No guess could tell what instrument appear'd,
But all the soul of Music's self was heard,
Harmonious concert rung in every part,
While simple melody pour'd moving on the heart.
The Genius of the stream in front appears,
A venerable Chief advanc'd in years;
His hoary head with water-lilies crown'd,
His manly leg with garter tangle bound.
Next came the loveliest pair in all the ring,
Sweet Female Beauty hand in hand with Spring;
Then, crown'd with flow'ry hay, came Rural Joy,
And Summer, with his fervid-beaming eye:
All-cheering Plenty, with her flowing horn,
Led yellow Autumn, wreath'd with nodding corn;
Then Winter's time-bleach'd looks did hoary show,
By Hospitality with cloudless brow.
Next follow'd Courage, with his martial stride,
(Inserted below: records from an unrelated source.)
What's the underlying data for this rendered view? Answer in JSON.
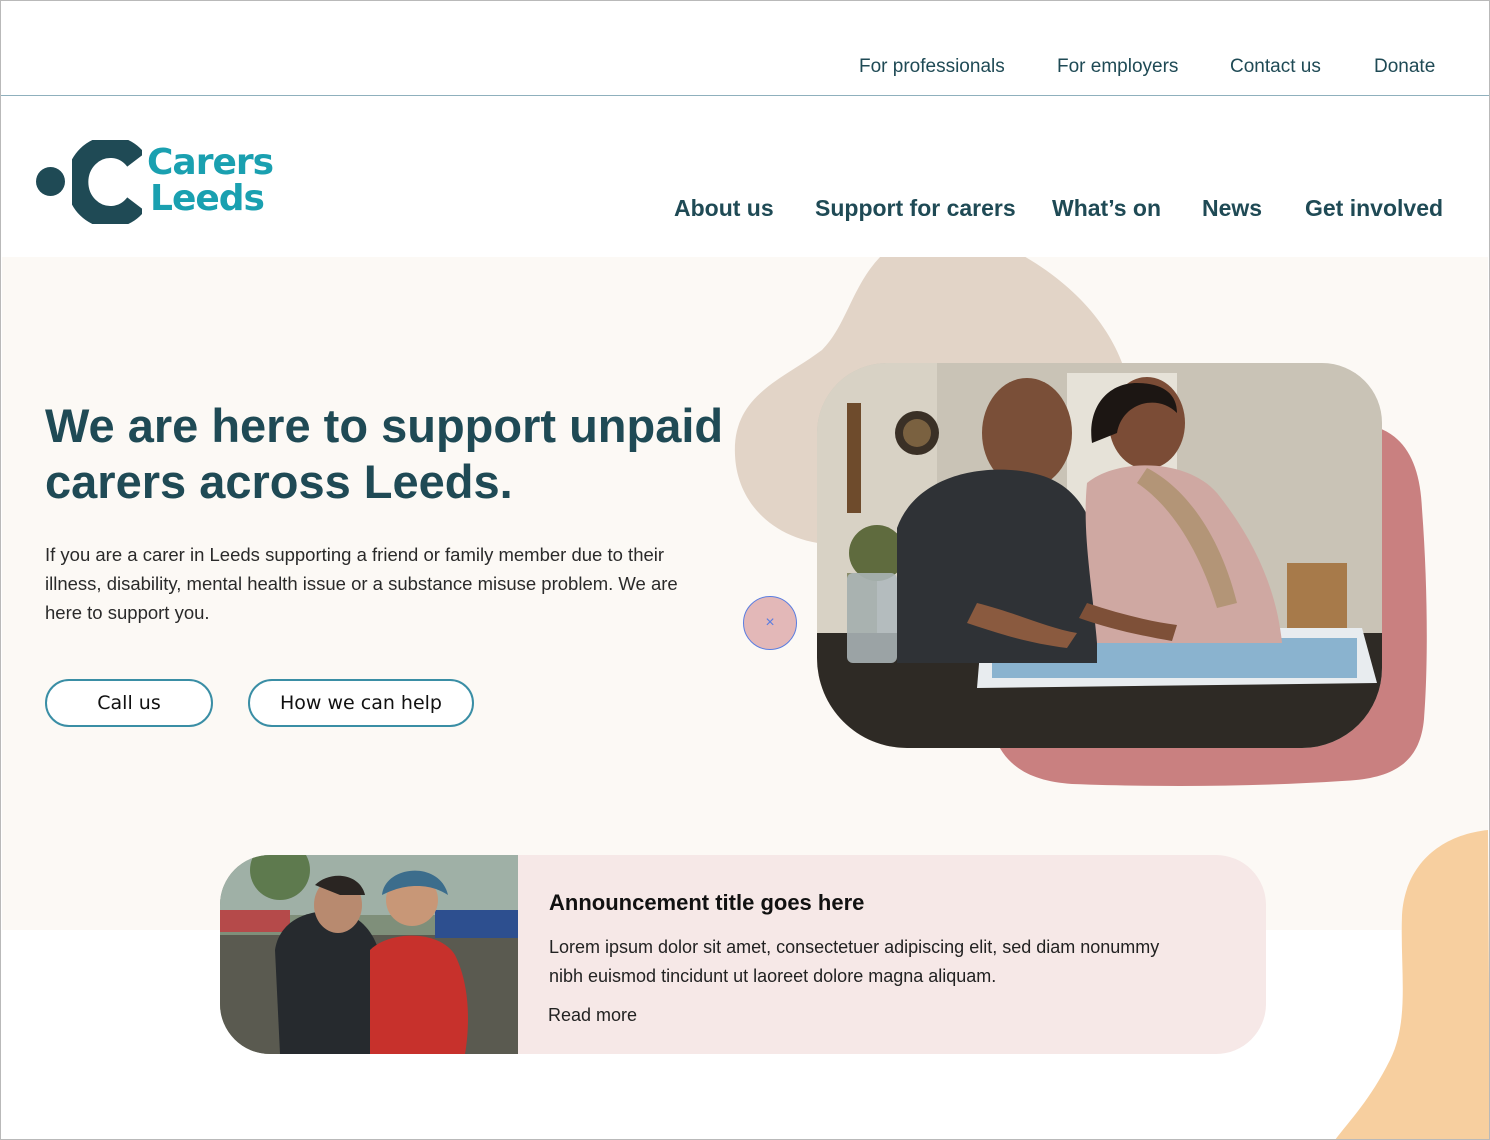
{
  "utility_nav": [
    "For professionals",
    "For employers",
    "Contact us",
    "Donate"
  ],
  "logo": {
    "word1": "Carers",
    "word2": "Leeds"
  },
  "main_nav": [
    "About us",
    "Support for carers",
    "What’s on",
    "News",
    "Get involved"
  ],
  "hero": {
    "heading": "We are here to support unpaid carers across Leeds.",
    "lede": "If you are a carer in Leeds supporting a friend or family member due to their illness, disability, mental health issue or a substance misuse problem. We are here to support you.",
    "buttons": {
      "call": "Call us",
      "help": "How we can help"
    }
  },
  "announcement": {
    "title": "Announcement title goes here",
    "body": "Lorem ipsum dolor sit amet, consectetuer adipiscing elit, sed diam nonummy nibh euismod tincidunt ut laoreet dolore magna aliquam.",
    "link": "Read more"
  },
  "close_glyph": "×",
  "colors": {
    "brand_dark": "#1f4a55",
    "brand_teal": "#1aa0b0",
    "hero_bg": "#fcf9f5",
    "blob_beige": "#e2d4c7",
    "blob_rose": "#c98080",
    "blob_peach": "#f7cf9f",
    "button_border": "#3a8ea5",
    "announcement_bg": "#f6e8e7"
  },
  "icons": [
    "close-icon"
  ]
}
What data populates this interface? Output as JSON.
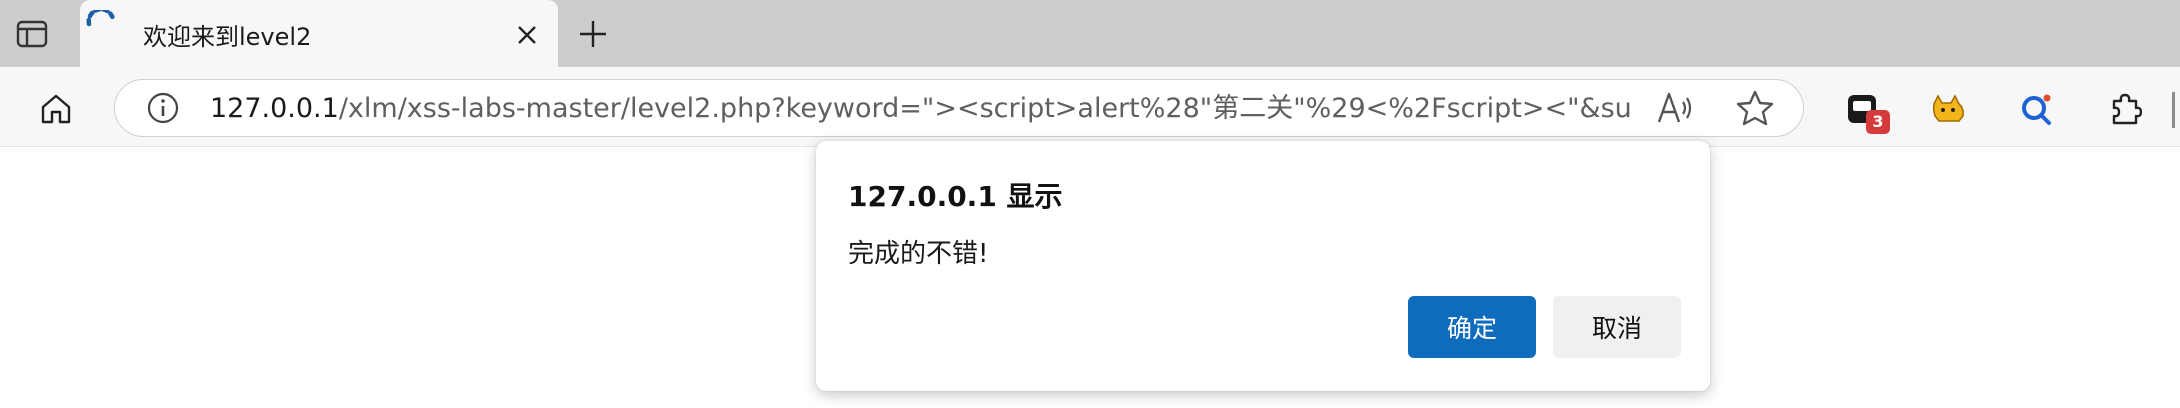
{
  "browser": {
    "tab": {
      "title": "欢迎来到level2",
      "favicon": "loading-spinner-icon"
    },
    "address_bar": {
      "url_host": "127.0.0.1",
      "url_path": "/xlm/xss-labs-master/level2.php?keyword=\"><script>alert%28\"第二关\"%29<%2Fscript><\"&submit=搜索"
    },
    "extensions": {
      "badge_count": "3"
    },
    "icons": {
      "tab_actions": "tab-actions-icon",
      "close": "close-icon",
      "new_tab": "plus-icon",
      "home": "home-icon",
      "info": "info-icon",
      "read_aloud": "read-aloud-icon",
      "favorite": "star-icon",
      "extensions": "puzzle-icon"
    }
  },
  "dialog": {
    "title": "127.0.0.1 显示",
    "message": "完成的不错!",
    "ok_label": "确定",
    "cancel_label": "取消"
  },
  "colors": {
    "tabstrip": "#cdcdcd",
    "toolbar": "#f7f7f7",
    "primary_button": "#0f6cbd",
    "badge": "#d63b3b"
  }
}
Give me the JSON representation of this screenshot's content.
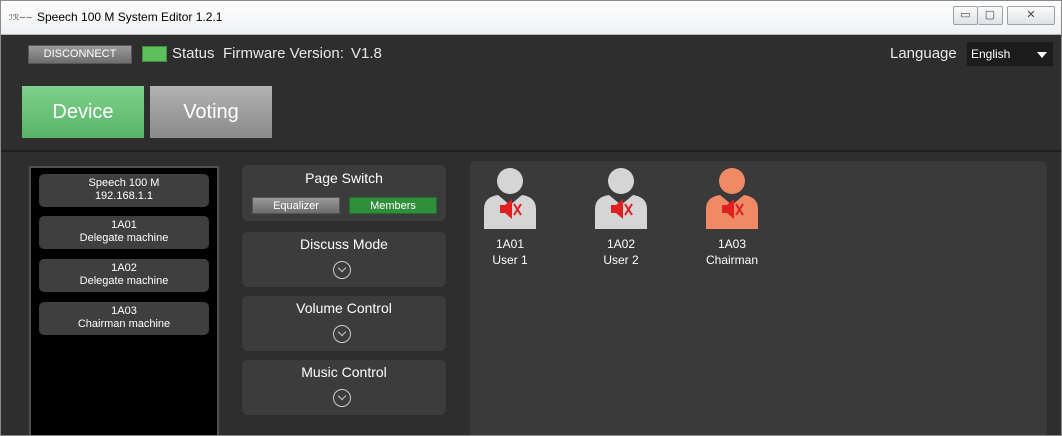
{
  "window": {
    "title": "Speech 100 M System Editor 1.2.1",
    "controls": {
      "minimize": "▭",
      "maximize": "▢",
      "close": "✕"
    }
  },
  "toolbar": {
    "disconnect_label": "DISCONNECT",
    "status_label": "Status",
    "status_color": "#5cc05c",
    "firmware_label": "Firmware Version:",
    "firmware_value": "V1.8",
    "language_label": "Language",
    "language_value": "English"
  },
  "tabs": [
    {
      "label": "Device",
      "active": true,
      "color": "#66c073"
    },
    {
      "label": "Voting",
      "active": false,
      "color": "#9e9e9e"
    }
  ],
  "devices": [
    {
      "line1": "Speech 100 M",
      "line2": "192.168.1.1"
    },
    {
      "line1": "1A01",
      "line2": "Delegate machine"
    },
    {
      "line1": "1A02",
      "line2": "Delegate machine"
    },
    {
      "line1": "1A03",
      "line2": "Chairman machine"
    }
  ],
  "controls_panel": {
    "page_switch": {
      "title": "Page Switch",
      "equalizer": "Equalizer",
      "members": "Members"
    },
    "discuss_mode": "Discuss Mode",
    "volume_control": "Volume Control",
    "music_control": "Music Control"
  },
  "members": [
    {
      "id": "1A01",
      "name": "User 1",
      "role": "delegate",
      "color": "#d5d5d5",
      "muted": true
    },
    {
      "id": "1A02",
      "name": "User 2",
      "role": "delegate",
      "color": "#d5d5d5",
      "muted": true
    },
    {
      "id": "1A03",
      "name": "Chairman",
      "role": "chairman",
      "color": "#f08a66",
      "muted": true
    }
  ]
}
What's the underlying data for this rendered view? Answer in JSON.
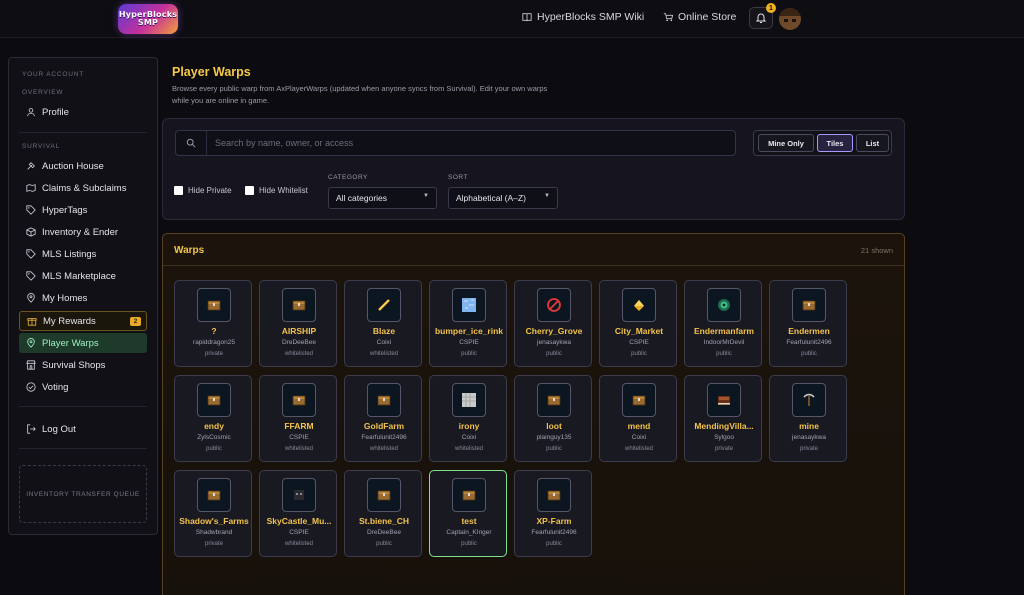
{
  "header": {
    "logo_text": "HyperBlocks SMP",
    "wiki_link": "HyperBlocks SMP Wiki",
    "store_link": "Online Store",
    "notification_count": "1"
  },
  "sidebar": {
    "account_heading": "Your Account",
    "overview_heading": "Overview",
    "profile": "Profile",
    "survival_heading": "Survival",
    "items": [
      {
        "label": "Auction House",
        "icon": "hammer-icon"
      },
      {
        "label": "Claims & Subclaims",
        "icon": "map-icon"
      },
      {
        "label": "HyperTags",
        "icon": "tag-icon"
      },
      {
        "label": "Inventory & Ender",
        "icon": "cube-icon"
      },
      {
        "label": "MLS Listings",
        "icon": "tag-icon"
      },
      {
        "label": "MLS Marketplace",
        "icon": "tag-icon"
      },
      {
        "label": "My Homes",
        "icon": "pin-icon"
      },
      {
        "label": "My Rewards",
        "icon": "gift-icon",
        "badge": "2"
      },
      {
        "label": "Player Warps",
        "icon": "pin-icon",
        "active": true
      },
      {
        "label": "Survival Shops",
        "icon": "shop-icon"
      },
      {
        "label": "Voting",
        "icon": "check-circle-icon"
      }
    ],
    "logout": "Log Out",
    "transfer_queue": "Inventory Transfer Queue"
  },
  "main": {
    "title": "Player Warps",
    "description": "Browse every public warp from AxPlayerWarps (updated when anyone syncs from Survival). Edit your own warps while you are online in game.",
    "search_placeholder": "Search by name, owner, or access",
    "view_buttons": {
      "mine_only": "Mine Only",
      "tiles": "Tiles",
      "list": "List",
      "active": "Tiles"
    },
    "hide_private": "Hide Private",
    "hide_whitelist": "Hide Whitelist",
    "category_label": "Category",
    "category_value": "All categories",
    "sort_label": "Sort",
    "sort_value": "Alphabetical (A–Z)"
  },
  "warps": {
    "title": "Warps",
    "count": "21 shown",
    "items": [
      {
        "name": "?",
        "owner": "rapiddragon25",
        "access": "private",
        "icon": "chest-icon"
      },
      {
        "name": "AIRSHIP",
        "owner": "DreDeeBee",
        "access": "whitelisted",
        "icon": "chest-icon"
      },
      {
        "name": "Blaze",
        "owner": "Coixi",
        "access": "whitelisted",
        "icon": "blaze-rod-icon"
      },
      {
        "name": "bumper_ice_rink",
        "owner": "CSPIE",
        "access": "public",
        "icon": "ice-block-icon"
      },
      {
        "name": "Cherry_Grove",
        "owner": "jenasaykwa",
        "access": "public",
        "icon": "barrier-icon"
      },
      {
        "name": "City_Market",
        "owner": "CSPIE",
        "access": "public",
        "icon": "gold-icon"
      },
      {
        "name": "Endermanfarm",
        "owner": "IndoorMrDevil",
        "access": "public",
        "icon": "ender-eye-icon"
      },
      {
        "name": "Endermen",
        "owner": "Fearfulunit2496",
        "access": "public",
        "icon": "chest-icon"
      },
      {
        "name": "endy",
        "owner": "ZylsCosmic",
        "access": "public",
        "icon": "chest-icon"
      },
      {
        "name": "FFARM",
        "owner": "CSPIE",
        "access": "whitelisted",
        "icon": "chest-icon"
      },
      {
        "name": "GoldFarm",
        "owner": "Fearfulunit2496",
        "access": "whitelisted",
        "icon": "chest-icon"
      },
      {
        "name": "irony",
        "owner": "Coixi",
        "access": "whitelisted",
        "icon": "iron-block-icon"
      },
      {
        "name": "loot",
        "owner": "plainguy135",
        "access": "public",
        "icon": "chest-icon"
      },
      {
        "name": "mend",
        "owner": "Coixi",
        "access": "whitelisted",
        "icon": "chest-icon"
      },
      {
        "name": "MendingVilla...",
        "owner": "Sylgoo",
        "access": "private",
        "icon": "book-icon"
      },
      {
        "name": "mine",
        "owner": "jenasaykwa",
        "access": "private",
        "icon": "pickaxe-icon"
      },
      {
        "name": "Shadow's_Farms",
        "owner": "Shadwbrand",
        "access": "private",
        "icon": "chest-icon"
      },
      {
        "name": "SkyCastle_Mu...",
        "owner": "CSPIE",
        "access": "whitelisted",
        "icon": "skull-icon"
      },
      {
        "name": "St.biene_CH",
        "owner": "DreDeeBee",
        "access": "public",
        "icon": "chest-icon"
      },
      {
        "name": "test",
        "owner": "Captain_KInger",
        "access": "public",
        "icon": "chest-icon",
        "highlight": true
      },
      {
        "name": "XP-Farm",
        "owner": "Fearfulunit2496",
        "access": "public",
        "icon": "chest-icon"
      }
    ]
  },
  "colors": {
    "accent_gold": "#f3c64a",
    "active_green": "#9ff0bf",
    "tile_highlight": "#7ee28a"
  }
}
From where the Feal wild woody coverts hide;
Benevolence, with mild, benignant air,
A female form, came from the tow'rs of Stair:
Learning and Worth in equal measures trode
From simple Catrine, their long-lov'd abode:
Last, white-rob'd Peace, crown'd with a hazel wreath,
To rustic Agriculture did bequeath
The broken iron instruments of death;
At sight of whom our Sprites forgat their kindling wrath.
[Footnote 60: A noted tavern at the auld Brig end.]
[Footnote 61: The two steeples.]
[Footnote 62: The gos-hawk or falcon.]
[Footnote 63: A noted ford, just above the Auld Brig.]
[Footnote 64: The banks of Garpal Water is one of the few places in the
West of Scotland, where those fancy-scaring beings, known by the name
of Ghaists, still continue pertinaciously to inhabit.]
[Footnote 65: The source of the river Ayr.]
[Footnote 66: A small landing-place above the large key.]
[Footnote 67: A well known performer of Scottish music on the violin.]